One of the local companies backing Gov. Andrew M. Cuomo’s drive to raise the state minimum wage previously shifted jobs from Long Island to Mexico, saying operating costs are lower there.
Spellman High Voltage Electronics Corp., which makes power supplies, laid off nearly 50 people in Bohemia and Hauppauge in 2014 as part of a plan to move its printed-circuit assembly work to Mexico, according to 2013 regulatory filings with the state Department of Labor.
In December 2013, Spellman human resources vice president David Edwards told Newsday that lower costs south of the border were a factor in the layoffs and the closing of a plant at 30 Crossways East in Bohemia.
Spellman had doubled the size of the Bohemia plant 10 years earlier to bring in house metal fabrication and machining work that had been done by subcontractors.
Earlier this month, Cuomo said 87 businesses and groups in the state, including Spellman, have endorsed his plan to raise the minimum wage to $15 per hour by 2018 in New York City and by 2021 in the rest of the state.
A Spellman spokeswoman last week confirmed support for Cuomo’s plan but couldn’t explain the contrast between that endorsement and the company’s decision to shift jobs to Mexico to reduce expenses.
“We don’t have any further information coming out . . . We support increasing the minimum wage to $15 per hour,” she said.
Cuomo spokesman Richard Azzopardi said yesterday the administration has reduced taxes to help businesses: “We’re proud to have the support of those who believe that full-time workers should not be condemned to a life of poverty.”
Raising the minimum wage is a key issue in ongoing negotiations between Cuomo and the State Legislature for the 2016-17 state budget, which must be adopted before Friday. Sources in the state Capitol said yesterday that talks are centered on a lower wage rate for upstate and a longer phase-in of the $15 rate in the New York City suburbs, including Long Island.

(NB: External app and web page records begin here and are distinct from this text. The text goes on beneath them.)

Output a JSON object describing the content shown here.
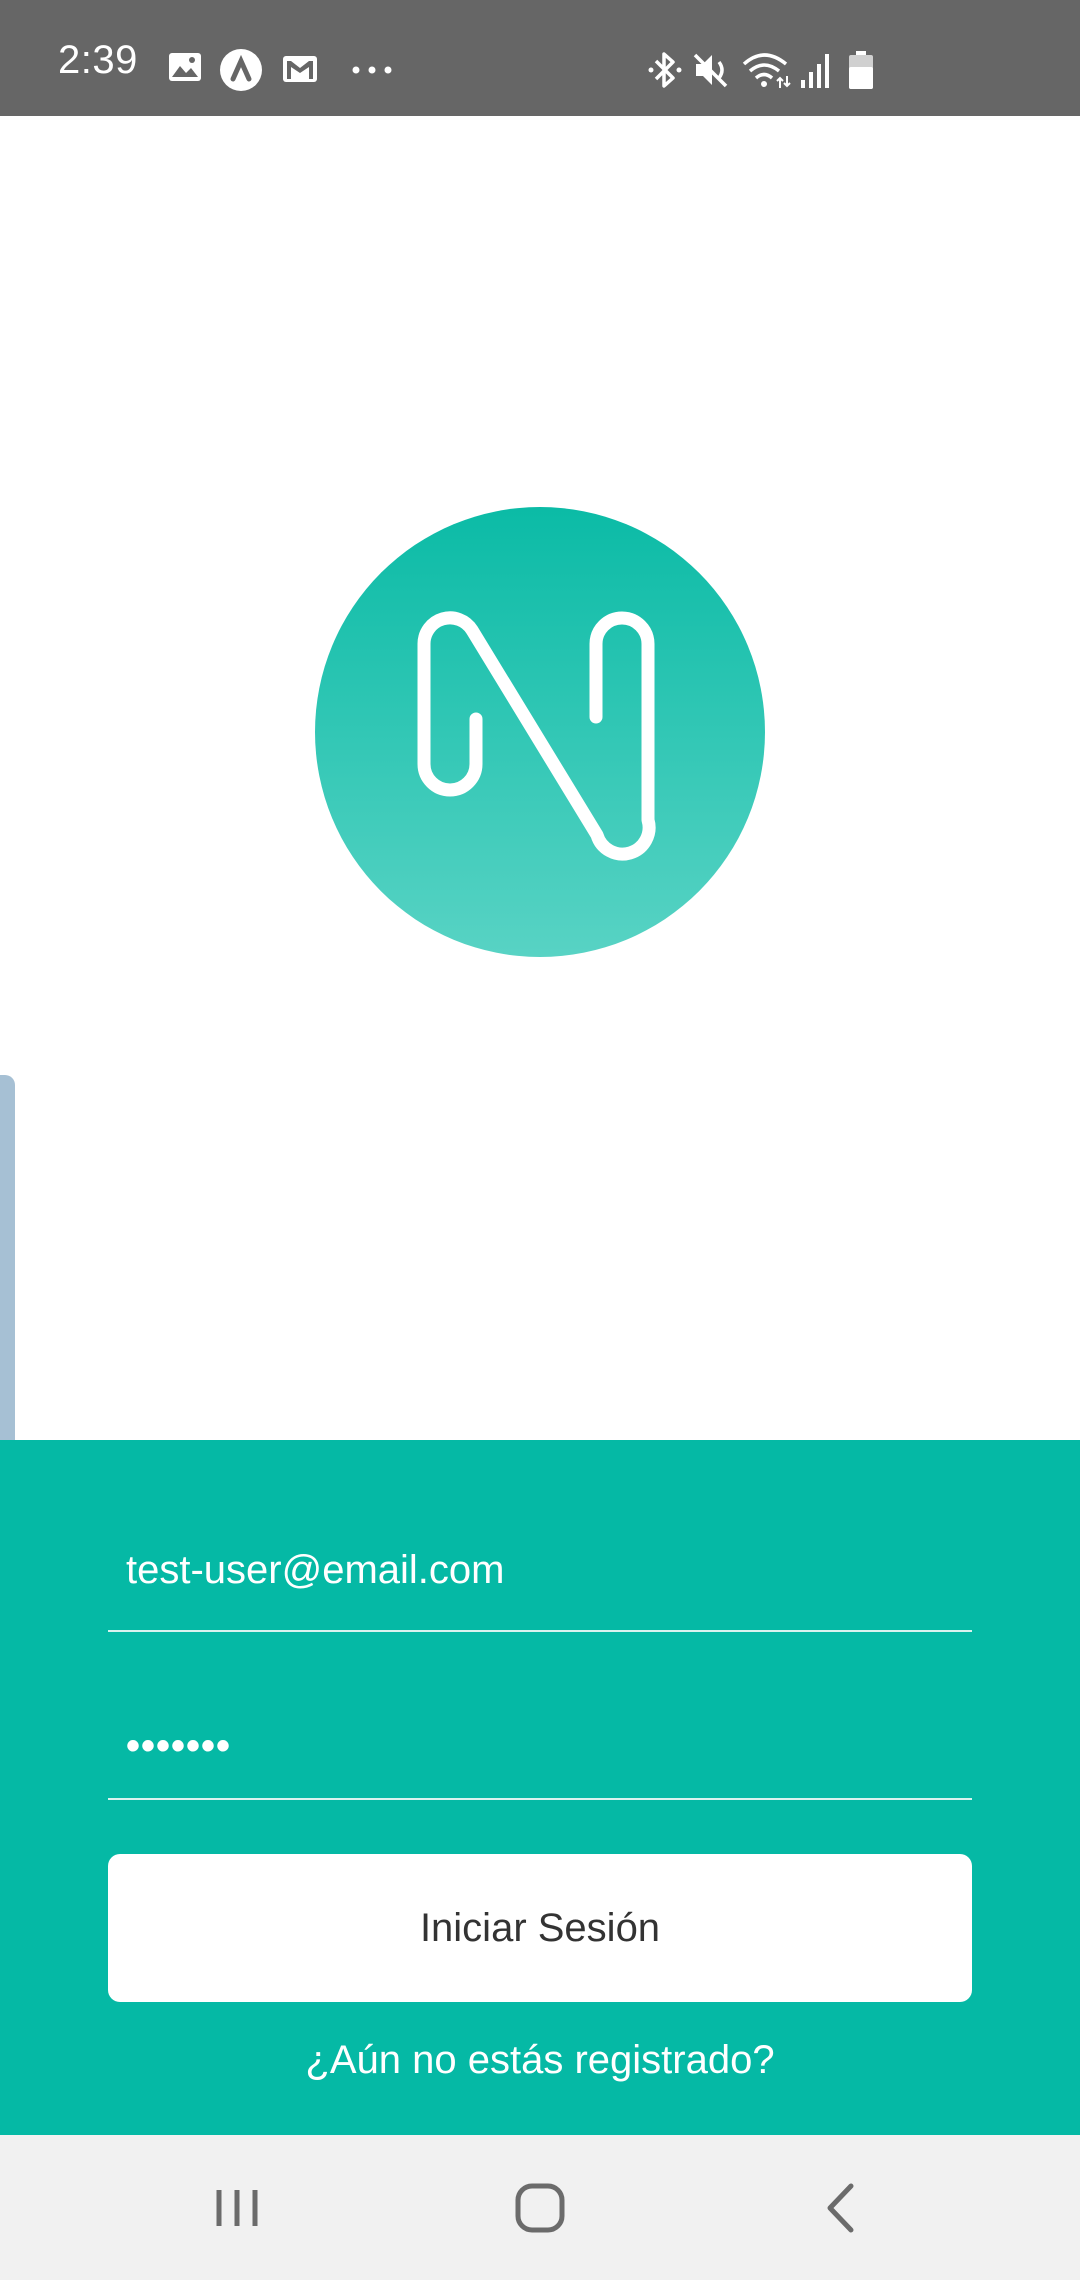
{
  "status_bar": {
    "time": "2:39",
    "left_icons": [
      "image-icon",
      "a-circle-icon",
      "gmail-icon",
      "more-dots-icon"
    ],
    "right_icons": [
      "bluetooth-icon",
      "mute-icon",
      "wifi-icon",
      "signal-icon",
      "battery-icon"
    ],
    "background": "#666666"
  },
  "logo": {
    "icon": "n-logo-icon",
    "color_top": "#0bbba6",
    "color_bottom": "#58d3c4"
  },
  "login": {
    "background": "#05b9a5",
    "email_value": "test-user@email.com",
    "password_value": "•••••••",
    "submit_label": "Iniciar Sesión",
    "register_link": "¿Aún no estás registrado?"
  },
  "nav_bar": {
    "items": [
      "recent-apps-icon",
      "home-icon",
      "back-icon"
    ],
    "background": "#f1f1f1"
  }
}
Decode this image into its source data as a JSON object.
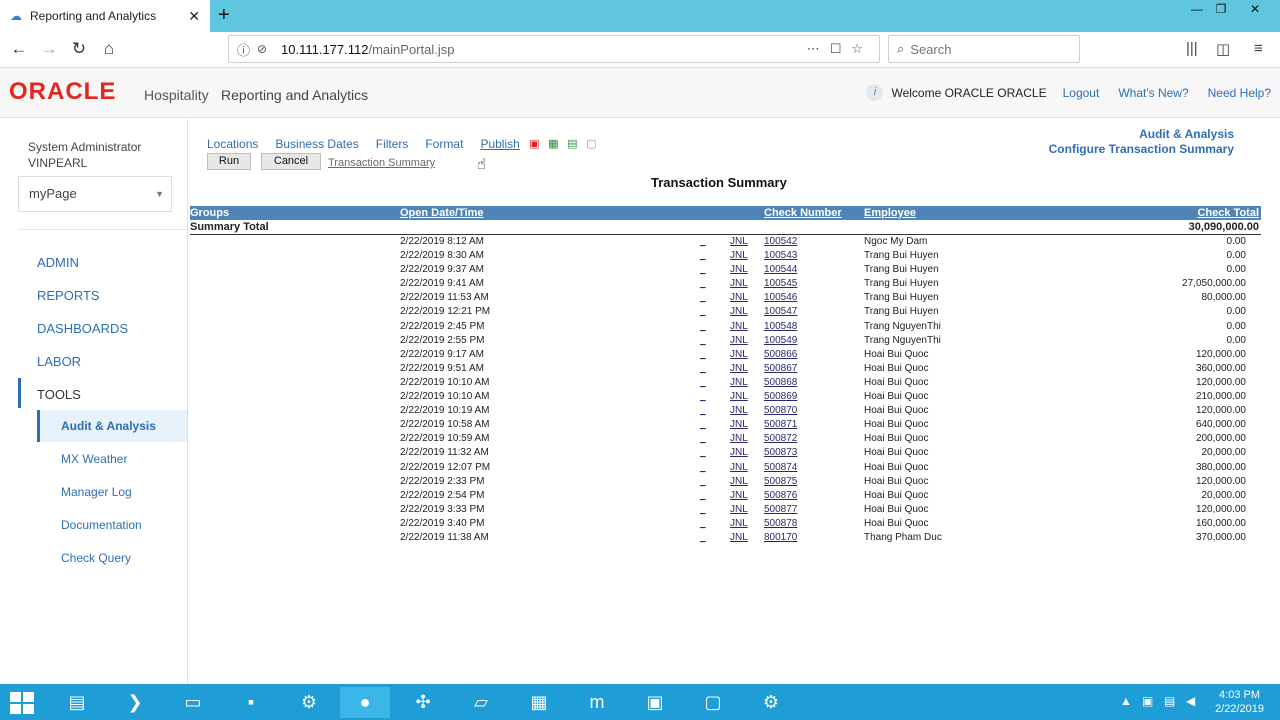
{
  "browser": {
    "tab_title": "Reporting and Analytics",
    "url_host": "10.111.177.112",
    "url_path": "/mainPortal.jsp",
    "search_placeholder": "Search"
  },
  "header": {
    "logo": "ORACLE",
    "brand_sub": "Hospitality",
    "app_name": "Reporting and Analytics",
    "welcome": "Welcome ORACLE ORACLE",
    "links": {
      "logout": "Logout",
      "whats_new": "What's New?",
      "need_help": "Need Help?"
    }
  },
  "sidebar": {
    "user_line1": "System Administrator",
    "user_line2": "VINPEARL",
    "page_select": "myPage",
    "nav": {
      "admin": "ADMIN",
      "reports": "REPORTS",
      "dashboards": "DASHBOARDS",
      "labor": "LABOR",
      "tools": "TOOLS"
    },
    "sub": {
      "audit": "Audit & Analysis",
      "mx_weather": "MX Weather",
      "manager_log": "Manager Log",
      "documentation": "Documentation",
      "check_query": "Check Query"
    }
  },
  "content": {
    "links": {
      "locations": "Locations",
      "business_dates": "Business Dates",
      "filters": "Filters",
      "format": "Format",
      "publish": "Publish"
    },
    "buttons": {
      "run": "Run",
      "cancel": "Cancel"
    },
    "breadcrumb": "Transaction Summary",
    "right_title_1": "Audit & Analysis",
    "right_title_2": "Configure Transaction Summary",
    "report_title": "Transaction Summary",
    "columns": {
      "groups": "Groups",
      "open_date": "Open Date/Time",
      "check_number": "Check Number",
      "employee": "Employee",
      "check_total": "Check Total"
    },
    "summary_label": "Summary Total",
    "summary_total": "30,090,000.00",
    "rows": [
      {
        "date": "2/22/2019 8:12 AM",
        "dash": "_",
        "jnl": "JNL",
        "check": "100542",
        "employee": "Ngoc My Dam",
        "total": "0.00"
      },
      {
        "date": "2/22/2019 8:30 AM",
        "dash": "_",
        "jnl": "JNL",
        "check": "100543",
        "employee": "Trang Bui Huyen",
        "total": "0.00"
      },
      {
        "date": "2/22/2019 9:37 AM",
        "dash": "_",
        "jnl": "JNL",
        "check": "100544",
        "employee": "Trang Bui Huyen",
        "total": "0.00"
      },
      {
        "date": "2/22/2019 9:41 AM",
        "dash": "_",
        "jnl": "JNL",
        "check": "100545",
        "employee": "Trang Bui Huyen",
        "total": "27,050,000.00"
      },
      {
        "date": "2/22/2019 11:53 AM",
        "dash": "_",
        "jnl": "JNL",
        "check": "100546",
        "employee": "Trang Bui Huyen",
        "total": "80,000.00"
      },
      {
        "date": "2/22/2019 12:21 PM",
        "dash": "_",
        "jnl": "JNL",
        "check": "100547",
        "employee": "Trang Bui Huyen",
        "total": "0.00"
      },
      {
        "date": "2/22/2019 2:45 PM",
        "dash": "_",
        "jnl": "JNL",
        "check": "100548",
        "employee": "Trang NguyenThi",
        "total": "0.00"
      },
      {
        "date": "2/22/2019 2:55 PM",
        "dash": "_",
        "jnl": "JNL",
        "check": "100549",
        "employee": "Trang NguyenThi",
        "total": "0.00"
      },
      {
        "date": "2/22/2019 9:17 AM",
        "dash": "_",
        "jnl": "JNL",
        "check": "500866",
        "employee": "Hoai Bui Quoc",
        "total": "120,000.00"
      },
      {
        "date": "2/22/2019 9:51 AM",
        "dash": "_",
        "jnl": "JNL",
        "check": "500867",
        "employee": "Hoai Bui Quoc",
        "total": "360,000.00"
      },
      {
        "date": "2/22/2019 10:10 AM",
        "dash": "_",
        "jnl": "JNL",
        "check": "500868",
        "employee": "Hoai Bui Quoc",
        "total": "120,000.00"
      },
      {
        "date": "2/22/2019 10:10 AM",
        "dash": "_",
        "jnl": "JNL",
        "check": "500869",
        "employee": "Hoai Bui Quoc",
        "total": "210,000.00"
      },
      {
        "date": "2/22/2019 10:19 AM",
        "dash": "_",
        "jnl": "JNL",
        "check": "500870",
        "employee": "Hoai Bui Quoc",
        "total": "120,000.00"
      },
      {
        "date": "2/22/2019 10:58 AM",
        "dash": "_",
        "jnl": "JNL",
        "check": "500871",
        "employee": "Hoai Bui Quoc",
        "total": "640,000.00"
      },
      {
        "date": "2/22/2019 10:59 AM",
        "dash": "_",
        "jnl": "JNL",
        "check": "500872",
        "employee": "Hoai Bui Quoc",
        "total": "200,000.00"
      },
      {
        "date": "2/22/2019 11:32 AM",
        "dash": "_",
        "jnl": "JNL",
        "check": "500873",
        "employee": "Hoai Bui Quoc",
        "total": "20,000.00"
      },
      {
        "date": "2/22/2019 12:07 PM",
        "dash": "_",
        "jnl": "JNL",
        "check": "500874",
        "employee": "Hoai Bui Quoc",
        "total": "380,000.00"
      },
      {
        "date": "2/22/2019 2:33 PM",
        "dash": "_",
        "jnl": "JNL",
        "check": "500875",
        "employee": "Hoai Bui Quoc",
        "total": "120,000.00"
      },
      {
        "date": "2/22/2019 2:54 PM",
        "dash": "_",
        "jnl": "JNL",
        "check": "500876",
        "employee": "Hoai Bui Quoc",
        "total": "20,000.00"
      },
      {
        "date": "2/22/2019 3:33 PM",
        "dash": "_",
        "jnl": "JNL",
        "check": "500877",
        "employee": "Hoai Bui Quoc",
        "total": "120,000.00"
      },
      {
        "date": "2/22/2019 3:40 PM",
        "dash": "_",
        "jnl": "JNL",
        "check": "500878",
        "employee": "Hoai Bui Quoc",
        "total": "160,000.00"
      },
      {
        "date": "2/22/2019 11:38 AM",
        "dash": "_",
        "jnl": "JNL",
        "check": "800170",
        "employee": "Thang Pham Duc",
        "total": "370,000.00"
      }
    ]
  },
  "taskbar": {
    "time": "4:03 PM",
    "date": "2/22/2019"
  },
  "colors": {
    "tabstrip": "#60c6e0",
    "oracle_red": "#e5261c",
    "link_blue": "#2d6fb5",
    "grid_header": "#4f84b8",
    "taskbar": "#1f9dd6"
  }
}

Spellman, founded in 1947, is headquartered in Hauppauge and has operations in upstate Valhalla and in Germany, Britain, Japan, China and South Korea. It has two factories in Matamoros, Mexico. The company’s workforce totals 1,400 people worldwide, including about 300 locally.
In addition to Spellman, local companies or business groups publicly endorsing Cuomo’s proposal include the Hauppauge-based Aerospace and Defense Diversification Alliance in Peacetime Transition, or ADDAPT; the American Hotel in Sag Harbor; Hempstead Coordinating Council of Civic Associations; the Long Island African- American Chamber of Commerce; and the ultraviolet lighting manufacturer Spectronics Corp. in Westbury.
Spectronics president Jon Cooper said, “A higher minimum wage will result in increased employee retention, lower hiring and training costs, fewer mistakes that cost time and money, and increased productivity.”
The Long Island Association, the region’s largest business group, has said it opposes a $15 minimum wage.